The FBI warned the Clinton campaign that it was a target of a cyberattack last March, just weeks before the Democratic National Committee discovered it had been penetrated by hackers it now believes were working for Russian intelligence, two sources who have been briefed on the matter told Yahoo News.
In a meeting with senior officials at the campaign’s Brooklyn headquarters, FBI agents laid out concerns that cyberhackers had used so-called spear-phishing emails as part of an attempt to penetrate the campaign’s computers, the sources said. One of the sources said agents conducting a national security investigation asked the Clinton campaign to turn over internal computer logs as well as the personal email addresses of senior campaign officials. But the campaign, through its lawyers, declined to provide the data, deciding that the FBI’s request for sensitive personal and campaign information data was too broad and intrusive, the source said.

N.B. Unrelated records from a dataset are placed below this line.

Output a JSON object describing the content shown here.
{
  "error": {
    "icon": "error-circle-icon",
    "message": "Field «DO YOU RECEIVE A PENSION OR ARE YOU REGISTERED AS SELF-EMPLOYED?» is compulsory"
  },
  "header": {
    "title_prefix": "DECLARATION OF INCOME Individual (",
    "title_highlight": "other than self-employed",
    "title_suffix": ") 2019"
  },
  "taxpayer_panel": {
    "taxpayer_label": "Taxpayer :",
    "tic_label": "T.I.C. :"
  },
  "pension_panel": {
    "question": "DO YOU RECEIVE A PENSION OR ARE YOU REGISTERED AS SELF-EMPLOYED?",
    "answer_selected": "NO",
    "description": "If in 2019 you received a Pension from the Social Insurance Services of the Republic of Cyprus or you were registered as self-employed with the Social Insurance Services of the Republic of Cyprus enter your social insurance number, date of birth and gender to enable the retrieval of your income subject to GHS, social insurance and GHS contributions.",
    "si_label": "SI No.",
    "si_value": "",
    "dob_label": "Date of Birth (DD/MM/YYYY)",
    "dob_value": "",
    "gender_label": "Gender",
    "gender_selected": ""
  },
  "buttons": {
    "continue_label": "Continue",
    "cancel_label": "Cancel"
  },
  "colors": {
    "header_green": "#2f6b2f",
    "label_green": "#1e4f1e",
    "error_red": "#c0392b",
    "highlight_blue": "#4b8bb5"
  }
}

A second source who had been briefed on the matter and who confirmed the Brooklyn meeting said agents provided no specific information to the campaign about the identity of the cyberhackers or whether they were associated with a foreign government. The source said the campaign was already aware of attempts to penetrate its computers and had taken steps to thwart them, emphasizing that there is still no evidence that the campaign’s computers had actually been successfully penetrated.
But the potential that the intruders were associated with a foreign government should have come as no surprise to the Clinton campaign, said several sources knowledgeable about the investigation. Chinese intelligence hackers were widely reported to have penetrated both the campaigns of Barack Obama and John McCain in 2008.